  • Windows or macOS endpoint
  • Data Loss Prevention (DLP)
  • Agent Configuration



You may not have the file extension monitored or ignored based on what you want.

You may not have applied your agent configuration to an Agent Group. Agent configuration application is an important step that must be done.


Possible Reasons Channel Filters in Agent Configuration doesn't Work Properly

  1. Review what file types are monitored or ignored.
  2. You may have more than one Agent Configuration
  3. Check the order of monitoring or ignoring if it doesn't work correctly. The order does matter. 
  4. See if you use different filters for the endpoints that are located on or off the corporate network.

These suggestions apply to Application File Access, CD/DVD, Local Drive, and Cloud

Go to the Agent Configuration

Go to System > Agent > Agent Configuration then click on the "Channel Filters" tab.

You use the Filter by File Properties section to create and edit monitoring filters. Using this option lets you optimize performance and reduce false positives by filtering files before detection occurs. Based on the filters you set, the DLP Agent monitors or ignores data based on protocol, destination, file size, file type, or file path. Existing filters are listed in this section. The filters run in the order they appear in the list as determined by the Order column.

True file type filtering

The DLP Agent for Windows can filter specific types of files to monitor based on file signature data, also known as the true file type. File signature data, generally a short sequence of bytes at the beginning of the file, is used to identify or verify the file type. So, you cannot change the extension to prevent DLP from monitoring a file type.  For example, if a user changes the .doc file name extension to .jpg, the agent can identify the file based on its signature as a DOC file, and either monitor or ignore it based on the agent configuration filter.

Note: Text files (.txt) do not contain file signature data; consequently, the agent can only monitor or ignore these types of files based on the file extension. True type filtering is not possible for TXT files.

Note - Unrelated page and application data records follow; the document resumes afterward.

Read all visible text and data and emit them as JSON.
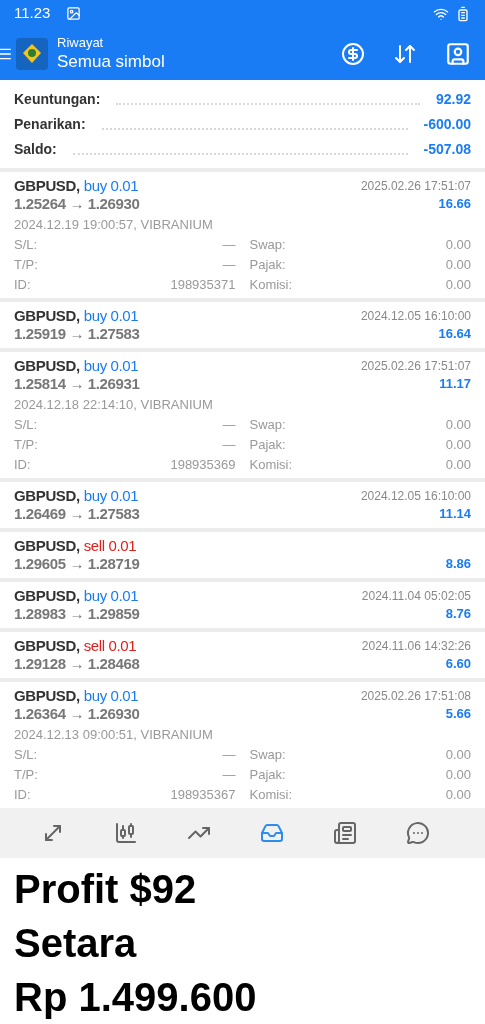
{
  "status_bar": {
    "time": "11.23"
  },
  "app_bar": {
    "title": "Riwayat",
    "subtitle": "Semua simbol"
  },
  "summary": [
    {
      "label": "Keuntungan:",
      "value": "92.92"
    },
    {
      "label": "Penarikan:",
      "value": "-600.00"
    },
    {
      "label": "Saldo:",
      "value": "-507.08"
    }
  ],
  "trades": [
    {
      "symbol": "GBPUSD,",
      "color": "#1a7cf5",
      "order": "buy 0.01",
      "prices": "1.25264 → 1.26930",
      "time": "2025.02.26 17:51:07",
      "profit": "16.66",
      "expanded": true,
      "open_info": "2024.12.19 19:00:57, VIBRANIUM",
      "details": [
        [
          "S/L:",
          "—",
          "Swap:",
          "0.00"
        ],
        [
          "T/P:",
          "—",
          "Pajak:",
          "0.00"
        ],
        [
          "ID:",
          "198935371",
          "Komisi:",
          "0.00"
        ]
      ]
    },
    {
      "symbol": "GBPUSD,",
      "color": "#1a7cf5",
      "order": "buy 0.01",
      "prices": "1.25919 → 1.27583",
      "time": "2024.12.05 16:10:00",
      "profit": "16.64",
      "expanded": false
    },
    {
      "symbol": "GBPUSD,",
      "color": "#1a7cf5",
      "order": "buy 0.01",
      "prices": "1.25814 → 1.26931",
      "time": "2025.02.26 17:51:07",
      "profit": "11.17",
      "expanded": true,
      "open_info": "2024.12.18 22:14:10, VIBRANIUM",
      "details": [
        [
          "S/L:",
          "—",
          "Swap:",
          "0.00"
        ],
        [
          "T/P:",
          "—",
          "Pajak:",
          "0.00"
        ],
        [
          "ID:",
          "198935369",
          "Komisi:",
          "0.00"
        ]
      ]
    },
    {
      "symbol": "GBPUSD,",
      "color": "#1a7cf5",
      "order": "buy 0.01",
      "prices": "1.26469 → 1.27583",
      "time": "2024.12.05 16:10:00",
      "profit": "11.14",
      "expanded": false
    },
    {
      "symbol": "GBPUSD,",
      "color": "#e0201b",
      "order": "sell 0.01",
      "prices": "1.29605 → 1.28719",
      "profit": "8.86",
      "expanded": false
    },
    {
      "symbol": "GBPUSD,",
      "color": "#1a7cf5",
      "order": "buy 0.01",
      "prices": "1.28983 → 1.29859",
      "time": "2024.11.04 05:02:05",
      "profit": "8.76",
      "expanded": false
    },
    {
      "symbol": "GBPUSD,",
      "color": "#e0201b",
      "order": "sell 0.01",
      "prices": "1.29128 → 1.28468",
      "time": "2024.11.06 14:32:26",
      "profit": "6.60",
      "expanded": false
    },
    {
      "symbol": "GBPUSD,",
      "color": "#1a7cf5",
      "order": "buy 0.01",
      "prices": "1.26364 → 1.26930",
      "time": "2025.02.26 17:51:08",
      "profit": "5.66",
      "expanded": true,
      "open_info": "2024.12.13 09:00:51, VIBRANIUM",
      "details": [
        [
          "S/L:",
          "—",
          "Swap:",
          "0.00"
        ],
        [
          "T/P:",
          "—",
          "Pajak:",
          "0.00"
        ],
        [
          "ID:",
          "198935367",
          "Komisi:",
          "0.00"
        ]
      ]
    }
  ],
  "bottom_nav": [
    {
      "kind": "trade",
      "selected": false
    },
    {
      "kind": "quotes",
      "selected": false
    },
    {
      "kind": "chart",
      "selected": false
    },
    {
      "kind": "history",
      "selected": true
    },
    {
      "kind": "news",
      "selected": false
    },
    {
      "kind": "chat",
      "selected": false
    }
  ],
  "caption": [
    "Profit $92",
    "Setara",
    "Rp 1.499.600"
  ]
}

Note: Filtering on the DLP Agent for Mac occurs using the file extension only. True file type filtering is not supported for the DLP Agent for Mac.